Instructions to follow — Please write out every line of the listing without alteration, but omit the images.

Provided entries —
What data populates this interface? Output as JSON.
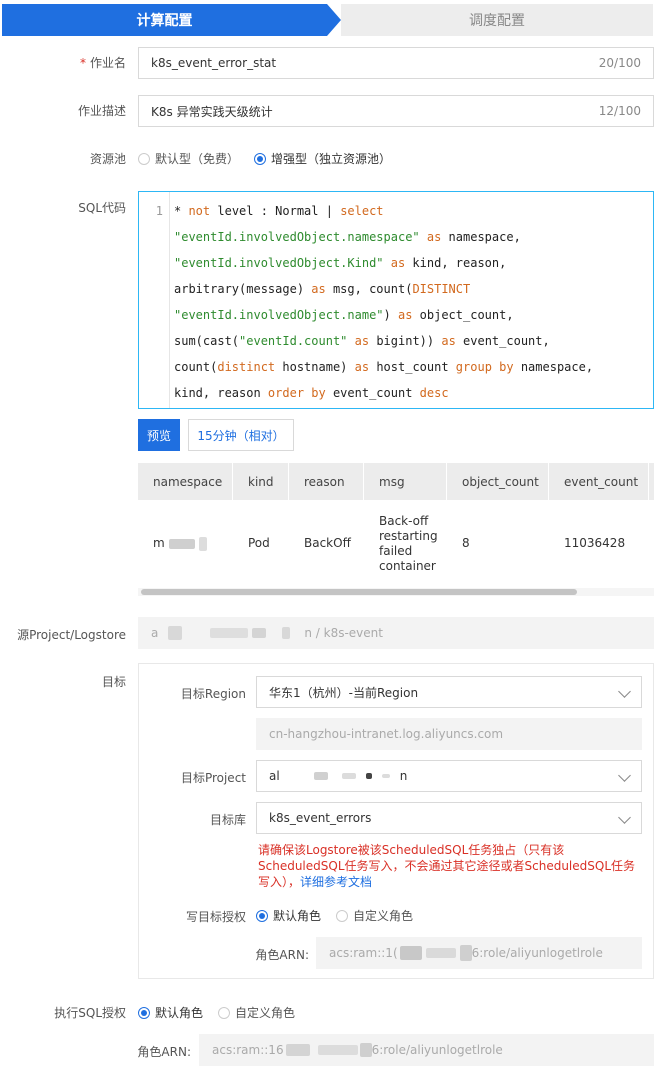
{
  "steps": {
    "active": "计算配置",
    "inactive": "调度配置"
  },
  "job_name": {
    "label": "作业名",
    "required_mark": "*",
    "value": "k8s_event_error_stat",
    "count": "20/100"
  },
  "job_desc": {
    "label": "作业描述",
    "value": "K8s 异常实践天级统计",
    "count": "12/100"
  },
  "resource_pool": {
    "label": "资源池",
    "option_default": "默认型（免费）",
    "option_enhanced": "增强型（独立资源池）",
    "selected": "增强型（独立资源池）"
  },
  "sql": {
    "label": "SQL代码",
    "line_number": "1",
    "lines": [
      [
        {
          "t": "* "
        },
        {
          "t": "not",
          "c": "kw"
        },
        {
          "t": " level : Normal | "
        },
        {
          "t": "select",
          "c": "kw"
        }
      ],
      [
        {
          "t": "\"eventId.involvedObject.namespace\"",
          "c": "str"
        },
        {
          "t": " "
        },
        {
          "t": "as",
          "c": "kw"
        },
        {
          "t": " namespace,"
        }
      ],
      [
        {
          "t": "\"eventId.involvedObject.Kind\"",
          "c": "str"
        },
        {
          "t": " "
        },
        {
          "t": "as",
          "c": "kw"
        },
        {
          "t": " kind, reason,"
        }
      ],
      [
        {
          "t": "arbitrary(message) "
        },
        {
          "t": "as",
          "c": "kw"
        },
        {
          "t": " msg, count("
        },
        {
          "t": "DISTINCT",
          "c": "kw"
        }
      ],
      [
        {
          "t": "\"eventId.involvedObject.name\"",
          "c": "str"
        },
        {
          "t": ") "
        },
        {
          "t": "as",
          "c": "kw"
        },
        {
          "t": " object_count,"
        }
      ],
      [
        {
          "t": "sum(cast("
        },
        {
          "t": "\"eventId.count\"",
          "c": "str"
        },
        {
          "t": " "
        },
        {
          "t": "as",
          "c": "kw"
        },
        {
          "t": " bigint)) "
        },
        {
          "t": "as",
          "c": "kw"
        },
        {
          "t": " event_count,"
        }
      ],
      [
        {
          "t": "count("
        },
        {
          "t": "distinct",
          "c": "kw"
        },
        {
          "t": " hostname) "
        },
        {
          "t": "as",
          "c": "kw"
        },
        {
          "t": " host_count "
        },
        {
          "t": "group by",
          "c": "kw"
        },
        {
          "t": " namespace,"
        }
      ],
      [
        {
          "t": "kind, reason "
        },
        {
          "t": "order by",
          "c": "kw"
        },
        {
          "t": " event_count "
        },
        {
          "t": "desc",
          "c": "kw"
        }
      ]
    ]
  },
  "preview": {
    "button": "预览",
    "time_range": "15分钟（相对）"
  },
  "table": {
    "columns": [
      "namespace",
      "kind",
      "reason",
      "msg",
      "object_count",
      "event_count"
    ],
    "row": {
      "namespace": "m",
      "kind": "Pod",
      "reason": "BackOff",
      "msg_lines": [
        "Back-off",
        "restarting",
        "failed",
        "container"
      ],
      "object_count": "8",
      "event_count": "11036428"
    }
  },
  "source": {
    "label": "源Project/Logstore",
    "prefix": "a",
    "suffix": "n / k8s-event"
  },
  "target": {
    "label": "目标",
    "region_label": "目标Region",
    "region_value": "华东1（杭州）-当前Region",
    "endpoint": "cn-hangzhou-intranet.log.aliyuncs.com",
    "project_label": "目标Project",
    "project_prefix": "al",
    "project_suffix": "n",
    "store_label": "目标库",
    "store_value": "k8s_event_errors",
    "warning": "请确保该Logstore被该ScheduledSQL任务独占（只有该ScheduledSQL任务写入，不会通过其它途径或者ScheduledSQL任务写入），",
    "warning_link": "详细参考文档",
    "auth_label": "写目标授权",
    "auth_default": "默认角色",
    "auth_custom": "自定义角色",
    "arn_label": "角色ARN:",
    "arn_prefix": "acs:ram::1(",
    "arn_suffix": "6:role/aliyunlogetlrole"
  },
  "exec_auth": {
    "label": "执行SQL授权",
    "default": "默认角色",
    "custom": "自定义角色",
    "arn_label": "角色ARN:",
    "arn_prefix": "acs:ram::16",
    "arn_suffix": "6:role/aliyunlogetlrole"
  },
  "colors": {
    "primary": "#1f6fe0",
    "warning": "#d93026",
    "code_border": "#2db7f5",
    "keyword": "#d2691e",
    "string": "#2e8b2e"
  }
}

The completed task —
What data populates this interface? Output as JSON.
{
  "steps": {
    "active": "计算配置",
    "inactive": "调度配置"
  },
  "job_name": {
    "label": "作业名",
    "required_mark": "*",
    "value": "k8s_event_error_stat",
    "count": "20/100"
  },
  "job_desc": {
    "label": "作业描述",
    "value": "K8s 异常实践天级统计",
    "count": "12/100"
  },
  "resource_pool": {
    "label": "资源池",
    "option_default": "默认型（免费）",
    "option_enhanced": "增强型（独立资源池）",
    "selected": "增强型（独立资源池）"
  },
  "sql": {
    "label": "SQL代码",
    "line_number": "1",
    "lines": [
      [
        {
          "t": "* "
        },
        {
          "t": "not",
          "c": "kw"
        },
        {
          "t": " level : Normal | "
        },
        {
          "t": "select",
          "c": "kw"
        }
      ],
      [
        {
          "t": "\"eventId.involvedObject.namespace\"",
          "c": "str"
        },
        {
          "t": " "
        },
        {
          "t": "as",
          "c": "kw"
        },
        {
          "t": " namespace,"
        }
      ],
      [
        {
          "t": "\"eventId.involvedObject.Kind\"",
          "c": "str"
        },
        {
          "t": " "
        },
        {
          "t": "as",
          "c": "kw"
        },
        {
          "t": " kind, reason,"
        }
      ],
      [
        {
          "t": "arbitrary(message) "
        },
        {
          "t": "as",
          "c": "kw"
        },
        {
          "t": " msg, count("
        },
        {
          "t": "DISTINCT",
          "c": "kw"
        }
      ],
      [
        {
          "t": "\"eventId.involvedObject.name\"",
          "c": "str"
        },
        {
          "t": ") "
        },
        {
          "t": "as",
          "c": "kw"
        },
        {
          "t": " object_count,"
        }
      ],
      [
        {
          "t": "sum(cast("
        },
        {
          "t": "\"eventId.count\"",
          "c": "str"
        },
        {
          "t": " "
        },
        {
          "t": "as",
          "c": "kw"
        },
        {
          "t": " bigint)) "
        },
        {
          "t": "as",
          "c": "kw"
        },
        {
          "t": " event_count,"
        }
      ],
      [
        {
          "t": "count("
        },
        {
          "t": "distinct",
          "c": "kw"
        },
        {
          "t": " hostname) "
        },
        {
          "t": "as",
          "c": "kw"
        },
        {
          "t": " host_count "
        },
        {
          "t": "group by",
          "c": "kw"
        },
        {
          "t": " namespace,"
        }
      ],
      [
        {
          "t": "kind, reason "
        },
        {
          "t": "order by",
          "c": "kw"
        },
        {
          "t": " event_count "
        },
        {
          "t": "desc",
          "c": "kw"
        }
      ]
    ]
  },
  "preview": {
    "button": "预览",
    "time_range": "15分钟（相对）"
  },
  "table": {
    "columns": [
      "namespace",
      "kind",
      "reason",
      "msg",
      "object_count",
      "event_count"
    ],
    "row": {
      "namespace": "m",
      "kind": "Pod",
      "reason": "BackOff",
      "msg_lines": [
        "Back-off",
        "restarting",
        "failed",
        "container"
      ],
      "object_count": "8",
      "event_count": "11036428"
    }
  },
  "source": {
    "label": "源Project/Logstore",
    "prefix": "a",
    "suffix": "n / k8s-event"
  },
  "target": {
    "label": "目标",
    "region_label": "目标Region",
    "region_value": "华东1（杭州）-当前Region",
    "endpoint": "cn-hangzhou-intranet.log.aliyuncs.com",
    "project_label": "目标Project",
    "project_prefix": "al",
    "project_suffix": "n",
    "store_label": "目标库",
    "store_value": "k8s_event_errors",
    "warning": "请确保该Logstore被该ScheduledSQL任务独占（只有该ScheduledSQL任务写入，不会通过其它途径或者ScheduledSQL任务写入），",
    "warning_link": "详细参考文档",
    "auth_label": "写目标授权",
    "auth_default": "默认角色",
    "auth_custom": "自定义角色",
    "arn_label": "角色ARN:",
    "arn_prefix": "acs:ram::1(",
    "arn_suffix": "6:role/aliyunlogetlrole"
  },
  "exec_auth": {
    "label": "执行SQL授权",
    "default": "默认角色",
    "custom": "自定义角色",
    "arn_label": "角色ARN:",
    "arn_prefix": "acs:ram::16",
    "arn_suffix": "6:role/aliyunlogetlrole"
  },
  "colors": {
    "primary": "#1f6fe0",
    "warning": "#d93026",
    "code_border": "#2db7f5",
    "keyword": "#d2691e",
    "string": "#2e8b2e"
  }
}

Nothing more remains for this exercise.